> _TASK_:
Give back each line of the listing below that contains the string "with".

> _MATERIAL SUPPLIED_:
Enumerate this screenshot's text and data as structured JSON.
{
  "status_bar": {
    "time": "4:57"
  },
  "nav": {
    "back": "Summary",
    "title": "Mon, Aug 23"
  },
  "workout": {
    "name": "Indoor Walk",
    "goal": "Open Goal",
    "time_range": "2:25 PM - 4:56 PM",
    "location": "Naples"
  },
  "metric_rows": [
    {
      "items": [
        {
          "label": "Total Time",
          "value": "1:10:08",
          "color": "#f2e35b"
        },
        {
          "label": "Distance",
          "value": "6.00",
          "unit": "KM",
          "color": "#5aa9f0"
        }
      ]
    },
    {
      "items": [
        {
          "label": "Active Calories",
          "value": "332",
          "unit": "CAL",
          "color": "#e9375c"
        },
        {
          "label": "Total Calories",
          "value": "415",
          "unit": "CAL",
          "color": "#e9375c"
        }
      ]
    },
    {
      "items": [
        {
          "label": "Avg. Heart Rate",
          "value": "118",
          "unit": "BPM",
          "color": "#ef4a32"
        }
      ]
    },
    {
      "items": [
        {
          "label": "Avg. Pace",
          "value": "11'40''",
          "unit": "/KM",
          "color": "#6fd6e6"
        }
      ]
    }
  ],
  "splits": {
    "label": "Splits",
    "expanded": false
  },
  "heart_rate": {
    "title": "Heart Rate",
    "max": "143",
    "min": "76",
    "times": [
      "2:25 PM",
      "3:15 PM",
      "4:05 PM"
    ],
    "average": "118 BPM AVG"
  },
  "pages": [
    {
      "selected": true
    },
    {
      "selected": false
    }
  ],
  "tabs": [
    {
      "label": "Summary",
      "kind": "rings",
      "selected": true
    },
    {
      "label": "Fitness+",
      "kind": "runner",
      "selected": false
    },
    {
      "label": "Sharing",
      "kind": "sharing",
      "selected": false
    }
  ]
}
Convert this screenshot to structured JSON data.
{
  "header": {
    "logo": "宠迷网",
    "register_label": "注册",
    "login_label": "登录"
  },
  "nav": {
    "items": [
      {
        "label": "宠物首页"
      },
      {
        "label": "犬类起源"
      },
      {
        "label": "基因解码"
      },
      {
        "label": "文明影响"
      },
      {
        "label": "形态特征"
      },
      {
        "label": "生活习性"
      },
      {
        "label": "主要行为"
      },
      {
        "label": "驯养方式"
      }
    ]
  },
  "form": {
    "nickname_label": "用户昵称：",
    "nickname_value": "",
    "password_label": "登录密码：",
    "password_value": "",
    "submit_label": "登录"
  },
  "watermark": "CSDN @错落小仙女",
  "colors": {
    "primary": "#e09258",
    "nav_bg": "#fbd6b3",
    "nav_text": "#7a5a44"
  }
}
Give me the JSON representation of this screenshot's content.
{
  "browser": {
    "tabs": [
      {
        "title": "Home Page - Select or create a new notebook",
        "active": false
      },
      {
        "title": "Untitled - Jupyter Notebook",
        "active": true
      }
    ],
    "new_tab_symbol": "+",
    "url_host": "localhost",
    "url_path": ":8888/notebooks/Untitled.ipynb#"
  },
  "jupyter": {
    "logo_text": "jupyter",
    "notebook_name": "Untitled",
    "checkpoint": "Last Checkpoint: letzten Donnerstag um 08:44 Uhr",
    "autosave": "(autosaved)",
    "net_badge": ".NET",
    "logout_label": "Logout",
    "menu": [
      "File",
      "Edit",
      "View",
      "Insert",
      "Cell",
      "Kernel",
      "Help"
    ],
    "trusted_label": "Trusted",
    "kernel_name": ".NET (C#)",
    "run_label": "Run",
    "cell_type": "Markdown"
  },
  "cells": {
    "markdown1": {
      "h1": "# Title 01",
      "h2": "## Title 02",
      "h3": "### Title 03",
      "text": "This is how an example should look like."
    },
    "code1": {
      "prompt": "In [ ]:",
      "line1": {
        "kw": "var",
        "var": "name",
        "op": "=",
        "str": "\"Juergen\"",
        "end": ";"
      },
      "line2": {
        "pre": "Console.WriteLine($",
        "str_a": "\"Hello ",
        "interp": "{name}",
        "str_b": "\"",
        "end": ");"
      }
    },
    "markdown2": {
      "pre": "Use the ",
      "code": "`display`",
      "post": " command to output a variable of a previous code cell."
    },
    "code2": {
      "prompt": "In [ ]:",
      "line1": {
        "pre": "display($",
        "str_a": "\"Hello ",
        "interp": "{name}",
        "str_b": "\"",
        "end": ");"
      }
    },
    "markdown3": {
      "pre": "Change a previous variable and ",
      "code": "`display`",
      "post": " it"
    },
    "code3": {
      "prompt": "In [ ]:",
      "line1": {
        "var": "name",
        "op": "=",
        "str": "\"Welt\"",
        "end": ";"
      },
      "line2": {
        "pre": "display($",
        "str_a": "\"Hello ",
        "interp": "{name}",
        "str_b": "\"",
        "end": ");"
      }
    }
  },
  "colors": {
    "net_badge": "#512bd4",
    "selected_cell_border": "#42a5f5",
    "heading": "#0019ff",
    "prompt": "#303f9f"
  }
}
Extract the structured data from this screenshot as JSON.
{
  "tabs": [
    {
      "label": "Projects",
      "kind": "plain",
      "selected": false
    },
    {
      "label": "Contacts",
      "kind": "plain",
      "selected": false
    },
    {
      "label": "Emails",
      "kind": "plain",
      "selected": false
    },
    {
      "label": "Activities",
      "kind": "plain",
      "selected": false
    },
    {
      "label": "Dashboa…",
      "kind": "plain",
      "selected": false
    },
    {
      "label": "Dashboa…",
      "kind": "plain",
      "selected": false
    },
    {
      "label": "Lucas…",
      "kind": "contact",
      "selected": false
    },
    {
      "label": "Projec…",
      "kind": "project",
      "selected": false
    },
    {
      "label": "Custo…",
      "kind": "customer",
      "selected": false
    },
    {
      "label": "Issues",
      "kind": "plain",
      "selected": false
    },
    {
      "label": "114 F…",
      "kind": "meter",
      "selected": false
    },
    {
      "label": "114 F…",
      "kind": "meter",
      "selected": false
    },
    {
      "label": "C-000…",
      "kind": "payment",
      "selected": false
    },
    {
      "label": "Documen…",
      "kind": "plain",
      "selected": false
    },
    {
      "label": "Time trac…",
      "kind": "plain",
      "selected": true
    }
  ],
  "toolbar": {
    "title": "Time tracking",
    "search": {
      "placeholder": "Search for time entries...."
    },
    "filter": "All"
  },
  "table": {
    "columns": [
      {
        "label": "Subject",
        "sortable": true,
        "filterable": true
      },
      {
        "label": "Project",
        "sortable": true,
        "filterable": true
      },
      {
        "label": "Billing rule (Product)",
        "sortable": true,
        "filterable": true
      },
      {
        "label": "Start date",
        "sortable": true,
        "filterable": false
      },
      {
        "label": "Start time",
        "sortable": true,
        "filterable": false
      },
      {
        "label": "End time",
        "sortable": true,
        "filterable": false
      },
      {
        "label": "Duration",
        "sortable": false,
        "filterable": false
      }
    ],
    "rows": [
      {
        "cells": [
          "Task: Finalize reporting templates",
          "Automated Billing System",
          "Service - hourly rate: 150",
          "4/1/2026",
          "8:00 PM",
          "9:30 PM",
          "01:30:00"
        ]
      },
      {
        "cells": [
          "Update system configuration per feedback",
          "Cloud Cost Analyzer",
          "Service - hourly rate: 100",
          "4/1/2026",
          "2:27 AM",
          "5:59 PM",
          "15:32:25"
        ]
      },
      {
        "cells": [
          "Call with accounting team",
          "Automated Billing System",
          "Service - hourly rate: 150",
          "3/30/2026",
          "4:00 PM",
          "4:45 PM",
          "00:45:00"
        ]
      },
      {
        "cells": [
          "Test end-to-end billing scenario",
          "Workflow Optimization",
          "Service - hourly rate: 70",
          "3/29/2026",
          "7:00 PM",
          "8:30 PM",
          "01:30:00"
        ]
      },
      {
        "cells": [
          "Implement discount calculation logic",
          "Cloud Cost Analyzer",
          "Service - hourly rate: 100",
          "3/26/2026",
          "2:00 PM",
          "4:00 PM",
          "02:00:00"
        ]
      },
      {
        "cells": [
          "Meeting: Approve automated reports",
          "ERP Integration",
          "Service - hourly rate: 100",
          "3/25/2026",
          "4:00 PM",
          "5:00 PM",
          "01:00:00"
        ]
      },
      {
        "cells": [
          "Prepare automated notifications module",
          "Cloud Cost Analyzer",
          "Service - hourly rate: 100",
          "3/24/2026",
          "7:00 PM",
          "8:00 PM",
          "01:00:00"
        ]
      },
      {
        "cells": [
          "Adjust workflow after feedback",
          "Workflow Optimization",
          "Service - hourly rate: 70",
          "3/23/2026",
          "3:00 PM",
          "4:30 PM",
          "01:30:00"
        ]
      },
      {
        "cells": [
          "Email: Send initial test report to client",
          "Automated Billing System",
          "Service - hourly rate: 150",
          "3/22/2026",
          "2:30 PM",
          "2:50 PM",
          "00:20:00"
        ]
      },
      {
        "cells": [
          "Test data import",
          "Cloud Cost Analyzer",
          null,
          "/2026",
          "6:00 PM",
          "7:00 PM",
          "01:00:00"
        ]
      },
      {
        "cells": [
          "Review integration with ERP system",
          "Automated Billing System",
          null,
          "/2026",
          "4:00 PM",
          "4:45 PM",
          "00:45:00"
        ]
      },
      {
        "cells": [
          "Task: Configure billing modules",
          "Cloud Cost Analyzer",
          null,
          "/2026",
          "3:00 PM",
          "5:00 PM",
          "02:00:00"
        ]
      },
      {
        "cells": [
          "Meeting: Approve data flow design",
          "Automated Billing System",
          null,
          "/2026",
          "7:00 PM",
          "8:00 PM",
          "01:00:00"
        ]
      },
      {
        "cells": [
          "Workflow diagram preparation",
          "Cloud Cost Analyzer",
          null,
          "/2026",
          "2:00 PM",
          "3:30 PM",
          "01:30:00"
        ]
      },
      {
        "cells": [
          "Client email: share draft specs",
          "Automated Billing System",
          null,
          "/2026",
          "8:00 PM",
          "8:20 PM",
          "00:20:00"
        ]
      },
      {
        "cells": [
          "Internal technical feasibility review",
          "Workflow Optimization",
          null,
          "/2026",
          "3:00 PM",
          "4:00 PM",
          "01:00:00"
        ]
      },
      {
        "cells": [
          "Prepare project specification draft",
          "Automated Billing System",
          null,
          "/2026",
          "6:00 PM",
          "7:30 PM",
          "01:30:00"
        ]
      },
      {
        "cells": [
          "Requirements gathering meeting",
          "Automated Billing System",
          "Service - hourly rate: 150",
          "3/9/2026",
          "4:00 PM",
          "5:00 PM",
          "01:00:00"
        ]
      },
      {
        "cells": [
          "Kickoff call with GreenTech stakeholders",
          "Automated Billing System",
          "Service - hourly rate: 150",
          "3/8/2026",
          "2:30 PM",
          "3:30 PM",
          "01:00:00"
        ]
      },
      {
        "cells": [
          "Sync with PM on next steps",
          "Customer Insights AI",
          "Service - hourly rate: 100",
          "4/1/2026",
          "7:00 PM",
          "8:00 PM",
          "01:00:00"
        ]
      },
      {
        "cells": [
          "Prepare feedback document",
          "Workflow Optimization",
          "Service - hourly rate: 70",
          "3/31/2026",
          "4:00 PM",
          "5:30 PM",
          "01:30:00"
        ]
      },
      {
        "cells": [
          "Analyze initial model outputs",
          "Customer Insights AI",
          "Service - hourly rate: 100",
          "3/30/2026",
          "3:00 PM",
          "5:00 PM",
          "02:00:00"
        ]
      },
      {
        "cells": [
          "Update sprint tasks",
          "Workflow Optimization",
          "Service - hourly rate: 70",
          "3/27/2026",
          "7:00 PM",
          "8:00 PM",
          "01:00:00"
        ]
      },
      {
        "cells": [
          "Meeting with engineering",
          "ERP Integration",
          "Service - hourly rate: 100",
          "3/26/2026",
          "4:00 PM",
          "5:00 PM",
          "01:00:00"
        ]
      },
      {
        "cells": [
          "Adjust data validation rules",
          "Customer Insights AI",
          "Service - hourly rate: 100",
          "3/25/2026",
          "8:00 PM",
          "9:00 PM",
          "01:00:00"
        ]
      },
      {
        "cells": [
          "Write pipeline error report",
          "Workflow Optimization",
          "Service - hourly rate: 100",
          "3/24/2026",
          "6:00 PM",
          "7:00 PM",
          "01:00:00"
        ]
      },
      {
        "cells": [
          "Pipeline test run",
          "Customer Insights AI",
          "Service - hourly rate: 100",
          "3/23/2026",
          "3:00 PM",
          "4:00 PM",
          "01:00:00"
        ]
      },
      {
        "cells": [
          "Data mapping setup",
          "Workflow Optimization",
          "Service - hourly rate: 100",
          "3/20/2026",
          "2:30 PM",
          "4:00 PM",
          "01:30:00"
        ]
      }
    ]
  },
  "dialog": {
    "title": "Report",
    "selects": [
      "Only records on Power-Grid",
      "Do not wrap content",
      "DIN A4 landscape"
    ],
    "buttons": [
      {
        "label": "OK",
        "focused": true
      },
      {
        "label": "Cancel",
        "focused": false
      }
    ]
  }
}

> _ANSWER BELOW_:
          "Call with accounting team",
          "Review integration with ERP system",
          "Kickoff call with GreenTech stakeholders",
          "Sync with PM on next steps",
          "Meeting with engineering",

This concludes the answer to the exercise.